**DATA EXCERPTS:**
━━━━━━━━━━

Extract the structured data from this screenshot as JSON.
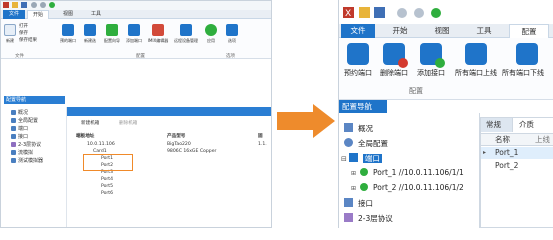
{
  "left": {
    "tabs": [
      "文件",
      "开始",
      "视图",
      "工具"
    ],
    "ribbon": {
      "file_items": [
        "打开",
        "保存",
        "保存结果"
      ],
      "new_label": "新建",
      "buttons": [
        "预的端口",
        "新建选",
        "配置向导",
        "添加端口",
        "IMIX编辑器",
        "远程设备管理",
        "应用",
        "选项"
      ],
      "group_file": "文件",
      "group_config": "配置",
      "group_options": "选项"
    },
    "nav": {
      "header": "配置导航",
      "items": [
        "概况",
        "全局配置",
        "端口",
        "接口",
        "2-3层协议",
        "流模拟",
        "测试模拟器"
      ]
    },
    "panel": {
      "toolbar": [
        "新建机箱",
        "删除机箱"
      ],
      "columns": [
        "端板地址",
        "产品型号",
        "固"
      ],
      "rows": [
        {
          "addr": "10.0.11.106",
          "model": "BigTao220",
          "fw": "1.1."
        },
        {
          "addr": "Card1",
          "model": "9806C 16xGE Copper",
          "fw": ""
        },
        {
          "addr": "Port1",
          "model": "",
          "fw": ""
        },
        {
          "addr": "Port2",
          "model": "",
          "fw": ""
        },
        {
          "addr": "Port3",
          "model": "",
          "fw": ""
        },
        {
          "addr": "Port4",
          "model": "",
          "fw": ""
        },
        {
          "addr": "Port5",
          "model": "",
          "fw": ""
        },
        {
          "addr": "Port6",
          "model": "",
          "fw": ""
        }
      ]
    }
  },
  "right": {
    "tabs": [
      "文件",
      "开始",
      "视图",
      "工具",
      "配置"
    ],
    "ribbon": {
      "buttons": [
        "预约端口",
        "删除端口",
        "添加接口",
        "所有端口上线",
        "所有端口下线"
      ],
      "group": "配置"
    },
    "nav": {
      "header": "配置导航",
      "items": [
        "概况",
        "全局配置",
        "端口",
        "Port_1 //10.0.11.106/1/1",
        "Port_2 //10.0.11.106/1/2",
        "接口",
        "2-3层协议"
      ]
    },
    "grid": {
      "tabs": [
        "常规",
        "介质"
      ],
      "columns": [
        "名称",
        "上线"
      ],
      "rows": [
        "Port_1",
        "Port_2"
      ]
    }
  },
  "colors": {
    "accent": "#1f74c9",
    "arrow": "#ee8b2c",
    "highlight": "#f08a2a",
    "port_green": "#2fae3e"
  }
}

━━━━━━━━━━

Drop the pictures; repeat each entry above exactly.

Extract the structured data from this screenshot as JSON.
{
  "left": {
    "tabs": [
      "文件",
      "开始",
      "视图",
      "工具"
    ],
    "ribbon": {
      "file_items": [
        "打开",
        "保存",
        "保存结果"
      ],
      "new_label": "新建",
      "buttons": [
        "预的端口",
        "新建选",
        "配置向导",
        "添加端口",
        "IMIX编辑器",
        "远程设备管理",
        "应用",
        "选项"
      ],
      "group_file": "文件",
      "group_config": "配置",
      "group_options": "选项"
    },
    "nav": {
      "header": "配置导航",
      "items": [
        "概况",
        "全局配置",
        "端口",
        "接口",
        "2-3层协议",
        "流模拟",
        "测试模拟器"
      ]
    },
    "panel": {
      "toolbar": [
        "新建机箱",
        "删除机箱"
      ],
      "columns": [
        "端板地址",
        "产品型号",
        "固"
      ],
      "rows": [
        {
          "addr": "10.0.11.106",
          "model": "BigTao220",
          "fw": "1.1."
        },
        {
          "addr": "Card1",
          "model": "9806C 16xGE Copper",
          "fw": ""
        },
        {
          "addr": "Port1",
          "model": "",
          "fw": ""
        },
        {
          "addr": "Port2",
          "model": "",
          "fw": ""
        },
        {
          "addr": "Port3",
          "model": "",
          "fw": ""
        },
        {
          "addr": "Port4",
          "model": "",
          "fw": ""
        },
        {
          "addr": "Port5",
          "model": "",
          "fw": ""
        },
        {
          "addr": "Port6",
          "model": "",
          "fw": ""
        }
      ]
    }
  },
  "right": {
    "tabs": [
      "文件",
      "开始",
      "视图",
      "工具",
      "配置"
    ],
    "ribbon": {
      "buttons": [
        "预约端口",
        "删除端口",
        "添加接口",
        "所有端口上线",
        "所有端口下线"
      ],
      "group": "配置"
    },
    "nav": {
      "header": "配置导航",
      "items": [
        "概况",
        "全局配置",
        "端口",
        "Port_1 //10.0.11.106/1/1",
        "Port_2 //10.0.11.106/1/2",
        "接口",
        "2-3层协议"
      ]
    },
    "grid": {
      "tabs": [
        "常规",
        "介质"
      ],
      "columns": [
        "名称",
        "上线"
      ],
      "rows": [
        "Port_1",
        "Port_2"
      ]
    }
  },
  "colors": {
    "accent": "#1f74c9",
    "arrow": "#ee8b2c",
    "highlight": "#f08a2a",
    "port_green": "#2fae3e"
  }
}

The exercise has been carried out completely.